On September 11, 2012 the United States Court of Appeals for the Ninth Circuit held that a Recovery Audit Contractor’s (RAC’s) initial decision to reopen a claim is not subject to judicial review. The case, Palomar Medical Center v. Sebelius, involved Palomar Medical Center arguing that a RAC has to establish good cause for an initial reopening decision. The Court of Appeals affirmed the ruling of the United States District Court for the Southern District of California, which held that the issue of good cause for reopening a claim cannot be raised after the audit’s conclusion and the revision of a paid claim.
Palomar v Sebelius.pdf
In 2007, the RAC notified Palomar that a claim from 2005 totaling $7,992.92 was under review and that records were requested to support medical necessity. Subsequently, after it submitted the requested documentation, Palomar was notified that an overpayment had been identified and the overpayment must be repaid. The overpayment was affirmed at the redetermination and reconsideration levels. Palomar then requested a hearing with an Administrative Law Judge (ALJ).
The ALJ affirmed that the services were not medically necessary, but found that the RAC did not make a showing of good cause for the late reopening. Finally, the Medicare Appeals Council (MAC) decided that:

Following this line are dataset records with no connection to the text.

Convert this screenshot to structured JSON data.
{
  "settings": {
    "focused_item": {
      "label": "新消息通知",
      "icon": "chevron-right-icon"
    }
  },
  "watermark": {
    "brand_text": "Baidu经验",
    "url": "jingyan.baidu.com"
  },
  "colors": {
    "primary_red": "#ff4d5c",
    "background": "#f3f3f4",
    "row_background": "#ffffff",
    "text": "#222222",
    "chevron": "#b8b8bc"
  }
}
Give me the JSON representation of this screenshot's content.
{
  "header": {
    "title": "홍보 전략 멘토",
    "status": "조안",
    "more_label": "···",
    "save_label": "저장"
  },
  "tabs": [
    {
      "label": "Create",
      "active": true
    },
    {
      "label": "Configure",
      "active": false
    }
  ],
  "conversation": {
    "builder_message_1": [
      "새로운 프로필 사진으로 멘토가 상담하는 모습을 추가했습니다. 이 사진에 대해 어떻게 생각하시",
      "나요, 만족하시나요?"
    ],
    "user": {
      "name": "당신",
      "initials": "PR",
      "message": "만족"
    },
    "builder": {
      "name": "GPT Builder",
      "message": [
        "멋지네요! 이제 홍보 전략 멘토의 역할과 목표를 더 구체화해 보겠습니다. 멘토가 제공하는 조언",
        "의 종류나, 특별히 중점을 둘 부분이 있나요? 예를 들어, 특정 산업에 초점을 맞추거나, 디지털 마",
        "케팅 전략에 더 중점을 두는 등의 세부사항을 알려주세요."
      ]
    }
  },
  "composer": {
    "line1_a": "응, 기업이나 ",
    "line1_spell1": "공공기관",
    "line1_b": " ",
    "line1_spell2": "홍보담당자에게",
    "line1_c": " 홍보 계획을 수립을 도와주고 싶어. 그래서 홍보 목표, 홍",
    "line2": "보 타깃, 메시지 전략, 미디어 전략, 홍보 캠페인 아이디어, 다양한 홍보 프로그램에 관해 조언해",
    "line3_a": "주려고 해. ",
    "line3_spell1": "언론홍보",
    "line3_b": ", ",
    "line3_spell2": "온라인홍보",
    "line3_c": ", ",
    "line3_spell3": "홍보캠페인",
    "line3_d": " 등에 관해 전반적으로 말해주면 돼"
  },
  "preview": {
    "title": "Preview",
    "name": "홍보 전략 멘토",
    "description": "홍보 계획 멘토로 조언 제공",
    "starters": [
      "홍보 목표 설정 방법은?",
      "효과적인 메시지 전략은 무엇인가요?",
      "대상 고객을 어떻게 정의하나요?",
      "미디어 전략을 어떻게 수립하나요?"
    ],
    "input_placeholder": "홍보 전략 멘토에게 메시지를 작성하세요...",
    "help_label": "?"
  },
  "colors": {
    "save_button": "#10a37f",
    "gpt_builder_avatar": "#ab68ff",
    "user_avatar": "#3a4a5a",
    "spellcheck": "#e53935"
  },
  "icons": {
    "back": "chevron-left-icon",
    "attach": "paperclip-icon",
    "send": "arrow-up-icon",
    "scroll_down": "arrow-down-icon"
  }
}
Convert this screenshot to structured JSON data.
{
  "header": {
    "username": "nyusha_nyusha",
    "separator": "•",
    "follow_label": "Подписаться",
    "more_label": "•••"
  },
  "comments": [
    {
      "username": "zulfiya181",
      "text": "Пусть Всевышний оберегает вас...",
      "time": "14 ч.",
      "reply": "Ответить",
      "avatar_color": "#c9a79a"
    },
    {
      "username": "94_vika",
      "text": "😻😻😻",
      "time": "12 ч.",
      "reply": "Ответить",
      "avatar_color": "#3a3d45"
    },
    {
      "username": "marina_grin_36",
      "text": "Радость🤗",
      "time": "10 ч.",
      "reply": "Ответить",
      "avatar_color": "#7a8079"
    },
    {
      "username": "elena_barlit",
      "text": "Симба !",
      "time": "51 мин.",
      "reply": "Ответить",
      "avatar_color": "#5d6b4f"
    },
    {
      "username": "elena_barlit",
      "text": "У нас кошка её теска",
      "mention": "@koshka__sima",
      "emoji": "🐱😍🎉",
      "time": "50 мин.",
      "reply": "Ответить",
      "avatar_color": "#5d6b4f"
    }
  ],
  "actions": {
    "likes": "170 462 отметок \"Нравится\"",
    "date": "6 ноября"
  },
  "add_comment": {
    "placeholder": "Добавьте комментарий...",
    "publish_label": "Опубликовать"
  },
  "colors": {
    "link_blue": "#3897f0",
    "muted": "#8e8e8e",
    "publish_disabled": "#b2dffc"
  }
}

1. Neither the ALJ nor the MAC had jurisdiction to assess whether good cause existed for reopening because the RAC’s decision to reopen was not subject to the administrative appeals process, and
2. The services were not medically reasonable and necessary.
Palomar appealed to the District Court and then the Court of Appeals on the issue of reviewability of the reopening, but not on the issue of medical necessity of the services.
The Court of Appeals for the Ninth Circuit held that because Congress established the RAC program, and expressly stated that reopenings were allowed under regulations promulgated by the Secretary, the regulations would control. Since the regulations explicitly state that there may be no appeal of a reopening decision because reopening decisions are final, the question of good cause to reopen a claim cannot be litigated after a RAC has revised a claim determination.
Although the court determined that the issue of good cause for reopening is not appealable, the court conceded that it was not an easy question to answer because of two competing principles: (1) Congress wanted an effective recovery audit program to reduce Medicare payments with resulting benefits for Medicare beneficiaries and taxpayers, under procedures set by the Secretary and (2) the provider has a legitimate interest in finality of determinations on its revenue for medical services. Despite the competing principles, the court ultimately concluded that to allow a provider to challenge the good cause for reopening during the appeals process could lead to the waste of resources and administrative inefficiency if the good cause was later rejected during the appeals process.